(Given information begins)

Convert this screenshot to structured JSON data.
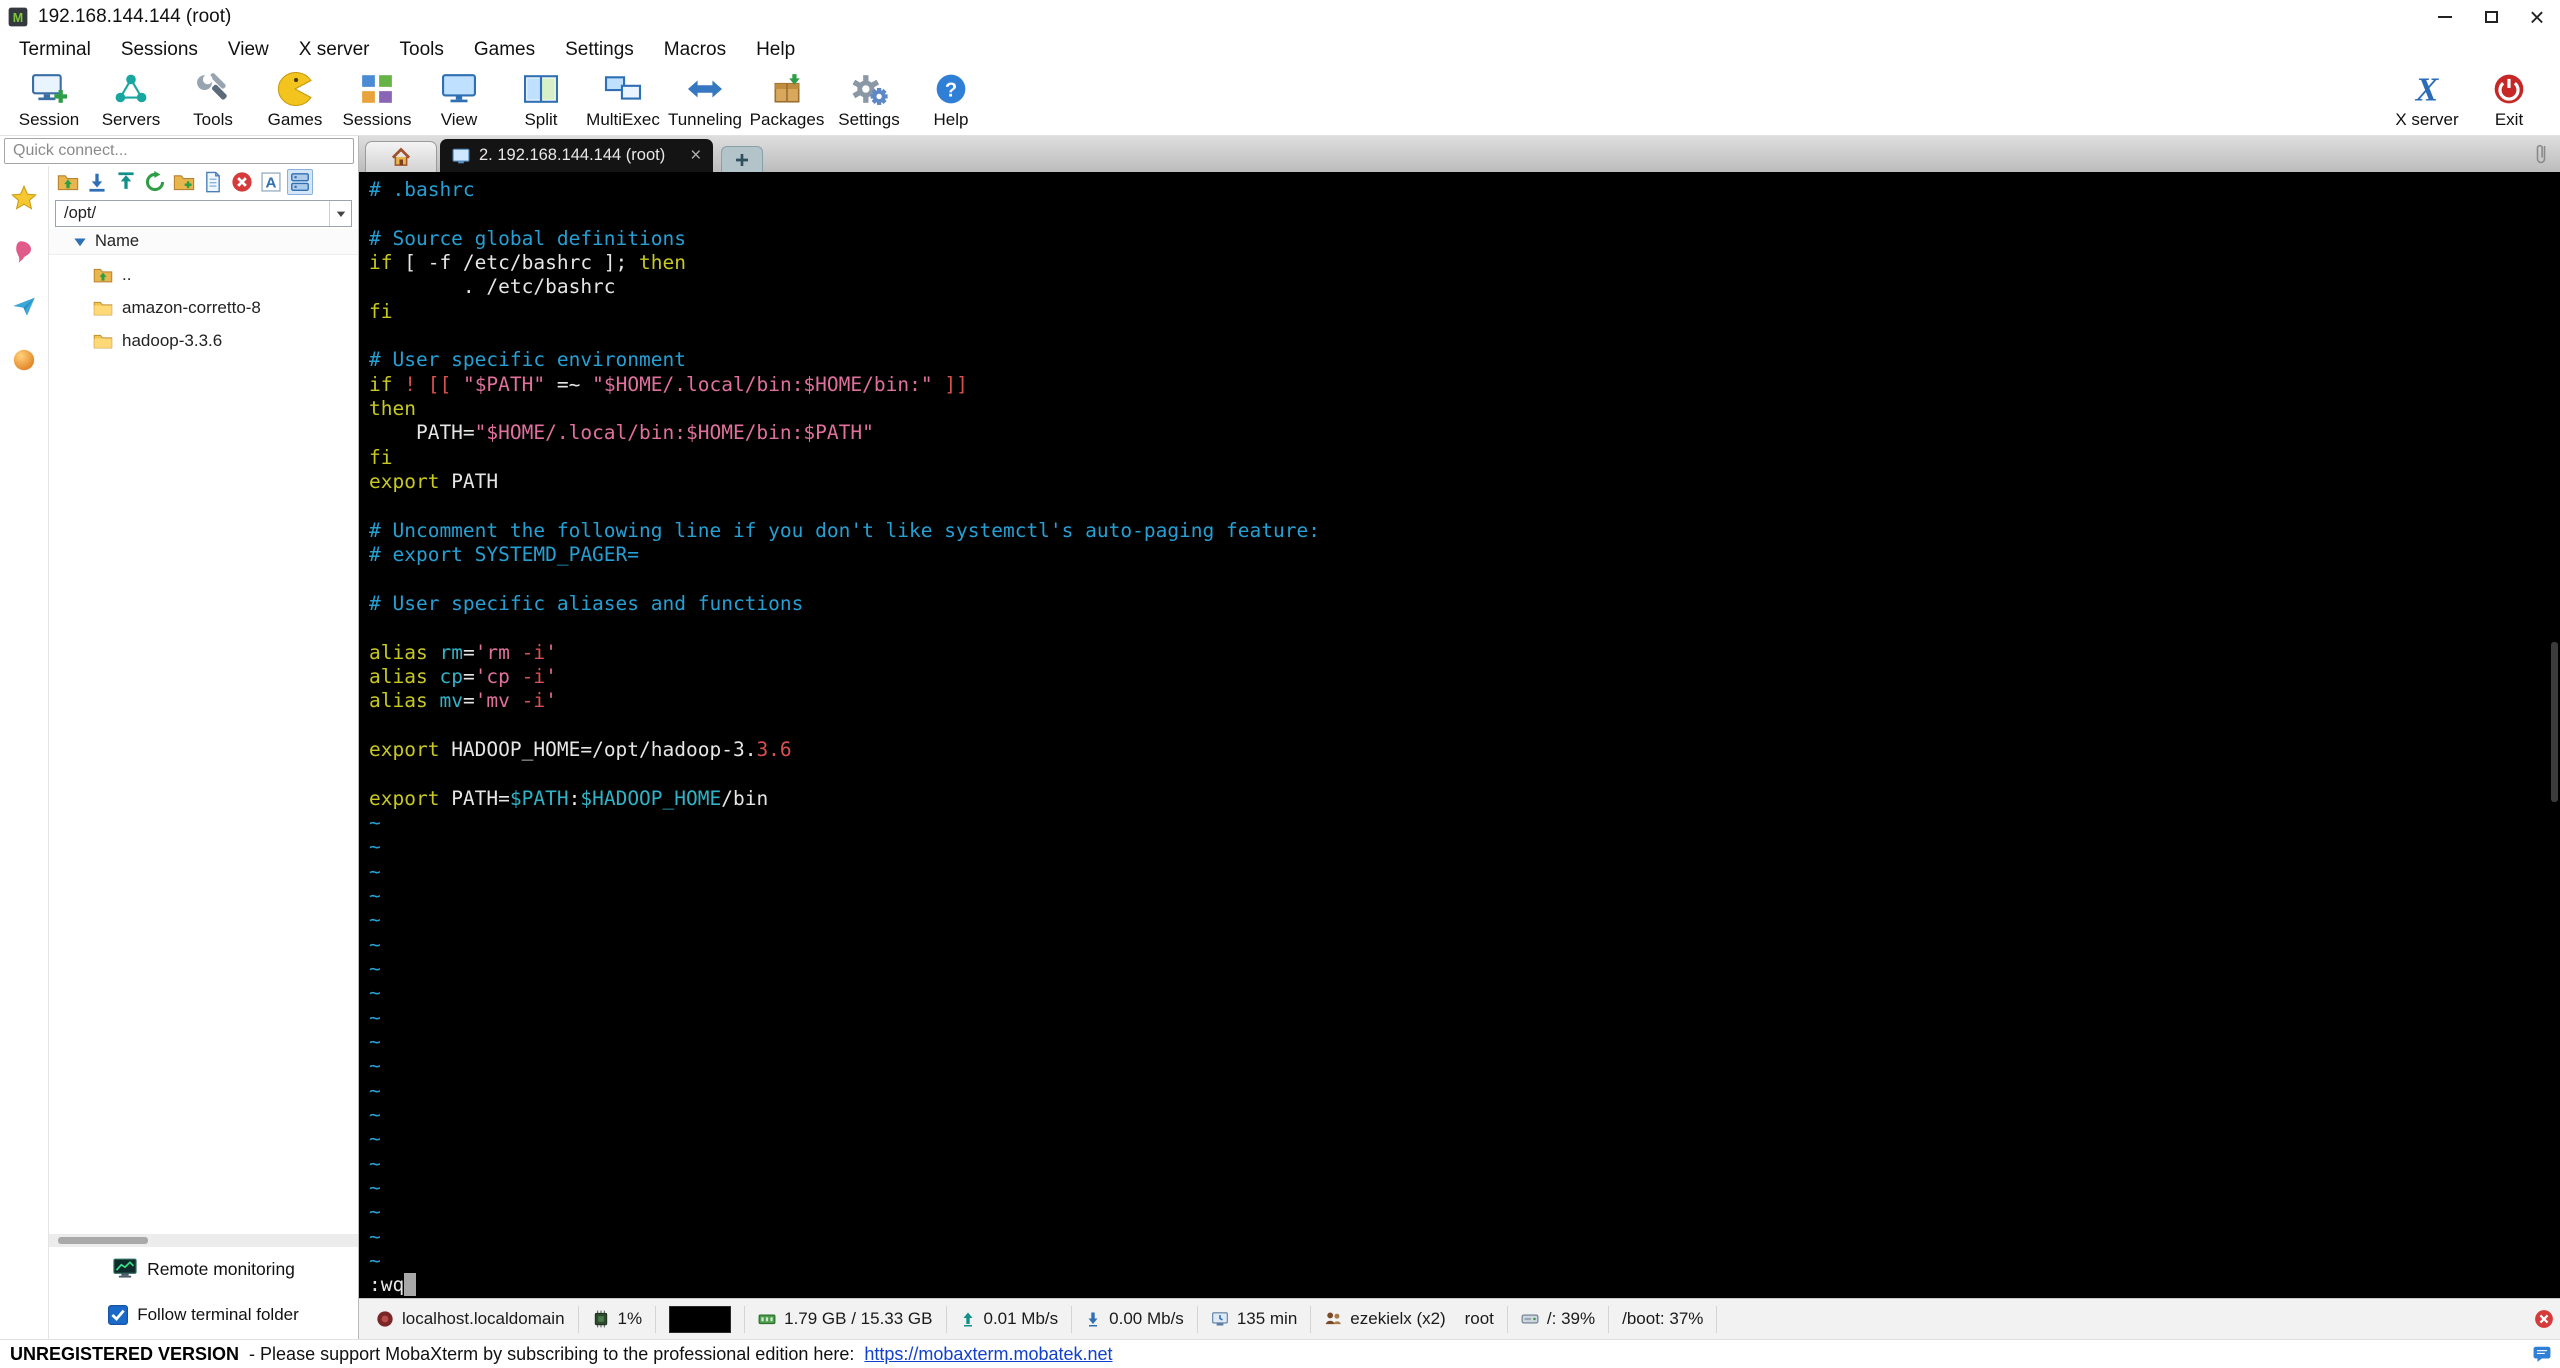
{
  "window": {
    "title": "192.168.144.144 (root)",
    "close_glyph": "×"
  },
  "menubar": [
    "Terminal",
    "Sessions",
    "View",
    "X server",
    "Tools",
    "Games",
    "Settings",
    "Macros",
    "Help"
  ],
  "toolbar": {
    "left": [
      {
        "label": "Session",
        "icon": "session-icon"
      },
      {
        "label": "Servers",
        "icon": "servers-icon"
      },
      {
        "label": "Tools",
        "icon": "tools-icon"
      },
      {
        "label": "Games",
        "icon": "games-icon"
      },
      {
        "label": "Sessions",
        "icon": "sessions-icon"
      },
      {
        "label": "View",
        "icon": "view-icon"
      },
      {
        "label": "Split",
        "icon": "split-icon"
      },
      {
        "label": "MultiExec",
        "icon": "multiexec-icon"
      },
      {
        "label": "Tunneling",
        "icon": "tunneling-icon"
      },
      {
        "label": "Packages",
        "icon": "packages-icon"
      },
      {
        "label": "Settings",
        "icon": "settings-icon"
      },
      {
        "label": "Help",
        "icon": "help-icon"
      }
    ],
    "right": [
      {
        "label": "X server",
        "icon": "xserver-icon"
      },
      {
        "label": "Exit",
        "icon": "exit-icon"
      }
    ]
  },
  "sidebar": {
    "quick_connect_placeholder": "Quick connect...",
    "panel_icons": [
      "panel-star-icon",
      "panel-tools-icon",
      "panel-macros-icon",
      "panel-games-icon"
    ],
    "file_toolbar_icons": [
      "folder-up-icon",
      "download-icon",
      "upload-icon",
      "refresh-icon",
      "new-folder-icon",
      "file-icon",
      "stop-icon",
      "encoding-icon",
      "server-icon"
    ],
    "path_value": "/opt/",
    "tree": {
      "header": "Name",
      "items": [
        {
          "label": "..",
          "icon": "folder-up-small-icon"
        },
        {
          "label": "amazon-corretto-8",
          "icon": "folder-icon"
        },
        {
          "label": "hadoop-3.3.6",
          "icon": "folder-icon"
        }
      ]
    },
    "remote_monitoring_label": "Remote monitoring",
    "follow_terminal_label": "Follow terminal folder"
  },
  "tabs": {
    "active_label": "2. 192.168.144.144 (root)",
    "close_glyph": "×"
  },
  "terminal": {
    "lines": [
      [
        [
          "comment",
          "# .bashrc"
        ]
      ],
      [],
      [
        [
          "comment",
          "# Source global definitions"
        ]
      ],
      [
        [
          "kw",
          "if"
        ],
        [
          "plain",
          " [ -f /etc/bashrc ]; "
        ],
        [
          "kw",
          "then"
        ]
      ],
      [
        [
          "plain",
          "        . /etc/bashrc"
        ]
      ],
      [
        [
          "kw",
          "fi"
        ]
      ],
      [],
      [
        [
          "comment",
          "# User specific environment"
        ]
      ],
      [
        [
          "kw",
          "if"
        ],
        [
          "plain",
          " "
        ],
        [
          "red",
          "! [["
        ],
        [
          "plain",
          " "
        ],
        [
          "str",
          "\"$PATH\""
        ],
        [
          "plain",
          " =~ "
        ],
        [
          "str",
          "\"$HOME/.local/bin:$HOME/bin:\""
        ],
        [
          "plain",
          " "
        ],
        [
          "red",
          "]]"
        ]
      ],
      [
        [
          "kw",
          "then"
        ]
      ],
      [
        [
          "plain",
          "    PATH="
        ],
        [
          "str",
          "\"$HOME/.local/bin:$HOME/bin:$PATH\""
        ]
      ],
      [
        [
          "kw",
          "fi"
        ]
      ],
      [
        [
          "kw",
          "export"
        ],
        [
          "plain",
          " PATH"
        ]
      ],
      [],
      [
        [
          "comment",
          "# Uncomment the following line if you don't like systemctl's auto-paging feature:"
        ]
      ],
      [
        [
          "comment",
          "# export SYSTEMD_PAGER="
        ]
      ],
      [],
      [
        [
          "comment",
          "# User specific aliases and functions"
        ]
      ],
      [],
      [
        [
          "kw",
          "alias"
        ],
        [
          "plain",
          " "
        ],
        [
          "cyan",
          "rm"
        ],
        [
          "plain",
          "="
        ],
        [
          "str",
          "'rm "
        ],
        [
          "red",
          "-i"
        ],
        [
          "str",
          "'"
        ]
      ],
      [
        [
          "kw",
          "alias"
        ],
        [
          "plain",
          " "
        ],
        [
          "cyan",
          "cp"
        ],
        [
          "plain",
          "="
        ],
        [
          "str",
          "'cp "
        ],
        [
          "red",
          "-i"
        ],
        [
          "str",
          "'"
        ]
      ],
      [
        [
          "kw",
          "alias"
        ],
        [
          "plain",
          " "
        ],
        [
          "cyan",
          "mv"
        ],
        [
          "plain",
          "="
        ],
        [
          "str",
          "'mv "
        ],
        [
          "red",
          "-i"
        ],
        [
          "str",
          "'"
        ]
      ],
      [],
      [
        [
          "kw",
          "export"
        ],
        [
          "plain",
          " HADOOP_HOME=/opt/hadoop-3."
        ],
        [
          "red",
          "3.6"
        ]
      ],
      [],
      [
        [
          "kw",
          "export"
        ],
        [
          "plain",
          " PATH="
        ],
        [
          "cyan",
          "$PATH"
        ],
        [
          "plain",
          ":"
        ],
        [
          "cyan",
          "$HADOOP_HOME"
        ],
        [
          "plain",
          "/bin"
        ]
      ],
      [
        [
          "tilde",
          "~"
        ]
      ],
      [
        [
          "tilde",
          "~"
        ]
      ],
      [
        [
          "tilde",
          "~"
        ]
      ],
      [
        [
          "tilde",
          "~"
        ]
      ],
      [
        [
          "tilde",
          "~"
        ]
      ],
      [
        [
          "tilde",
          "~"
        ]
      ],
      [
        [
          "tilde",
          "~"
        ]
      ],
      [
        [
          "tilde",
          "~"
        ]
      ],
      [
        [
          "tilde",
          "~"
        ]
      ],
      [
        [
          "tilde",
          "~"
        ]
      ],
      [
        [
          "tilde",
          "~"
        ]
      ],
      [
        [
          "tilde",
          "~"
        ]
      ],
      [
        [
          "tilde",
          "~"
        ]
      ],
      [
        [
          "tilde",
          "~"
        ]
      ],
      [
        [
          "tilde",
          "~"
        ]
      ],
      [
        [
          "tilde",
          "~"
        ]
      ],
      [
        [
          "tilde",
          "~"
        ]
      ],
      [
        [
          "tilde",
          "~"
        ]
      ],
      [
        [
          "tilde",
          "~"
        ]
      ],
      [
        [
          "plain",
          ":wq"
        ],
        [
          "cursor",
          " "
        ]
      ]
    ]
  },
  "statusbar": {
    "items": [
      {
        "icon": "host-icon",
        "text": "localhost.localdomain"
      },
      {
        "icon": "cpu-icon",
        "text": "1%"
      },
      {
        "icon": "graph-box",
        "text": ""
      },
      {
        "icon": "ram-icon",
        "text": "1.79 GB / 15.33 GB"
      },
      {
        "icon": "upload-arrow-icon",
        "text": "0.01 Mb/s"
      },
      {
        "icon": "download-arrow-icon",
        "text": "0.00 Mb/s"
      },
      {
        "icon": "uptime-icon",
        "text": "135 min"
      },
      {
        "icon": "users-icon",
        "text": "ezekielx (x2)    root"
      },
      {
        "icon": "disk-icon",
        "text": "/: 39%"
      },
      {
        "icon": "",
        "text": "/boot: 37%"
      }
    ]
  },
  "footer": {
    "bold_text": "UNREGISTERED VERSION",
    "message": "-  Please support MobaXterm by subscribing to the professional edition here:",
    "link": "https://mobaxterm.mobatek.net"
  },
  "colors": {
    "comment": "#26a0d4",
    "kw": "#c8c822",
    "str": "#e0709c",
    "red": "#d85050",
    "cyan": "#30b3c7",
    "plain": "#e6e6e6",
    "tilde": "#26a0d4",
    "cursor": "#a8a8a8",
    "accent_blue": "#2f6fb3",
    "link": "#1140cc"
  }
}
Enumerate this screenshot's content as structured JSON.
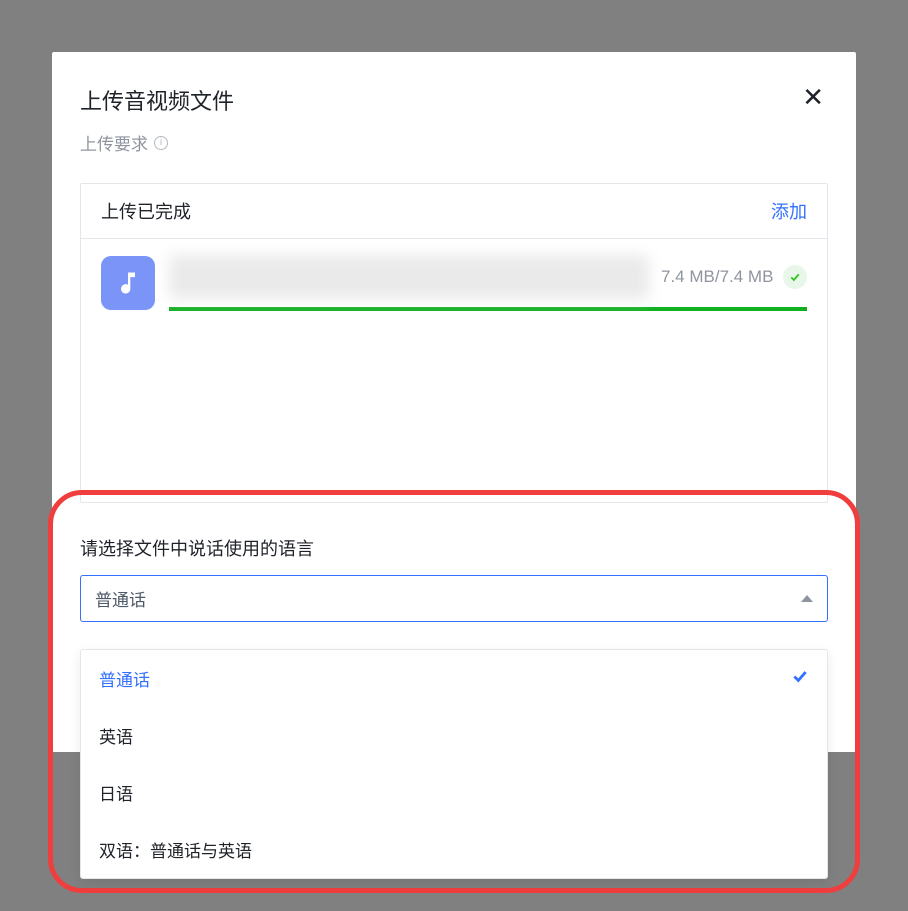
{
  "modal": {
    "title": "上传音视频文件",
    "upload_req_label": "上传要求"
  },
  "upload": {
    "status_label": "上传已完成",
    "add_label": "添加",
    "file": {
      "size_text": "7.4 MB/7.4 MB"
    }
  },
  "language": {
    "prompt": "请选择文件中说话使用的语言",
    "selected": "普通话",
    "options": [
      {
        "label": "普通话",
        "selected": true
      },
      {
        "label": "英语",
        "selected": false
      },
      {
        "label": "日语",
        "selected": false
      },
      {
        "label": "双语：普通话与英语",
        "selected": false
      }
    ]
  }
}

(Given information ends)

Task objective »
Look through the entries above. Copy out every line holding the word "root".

Output for this exercise »
    "title": "192.168.144.144 (root)",
    "active_label": "2. 192.168.144.144 (root)",
        "text": "ezekielx (x2)    root"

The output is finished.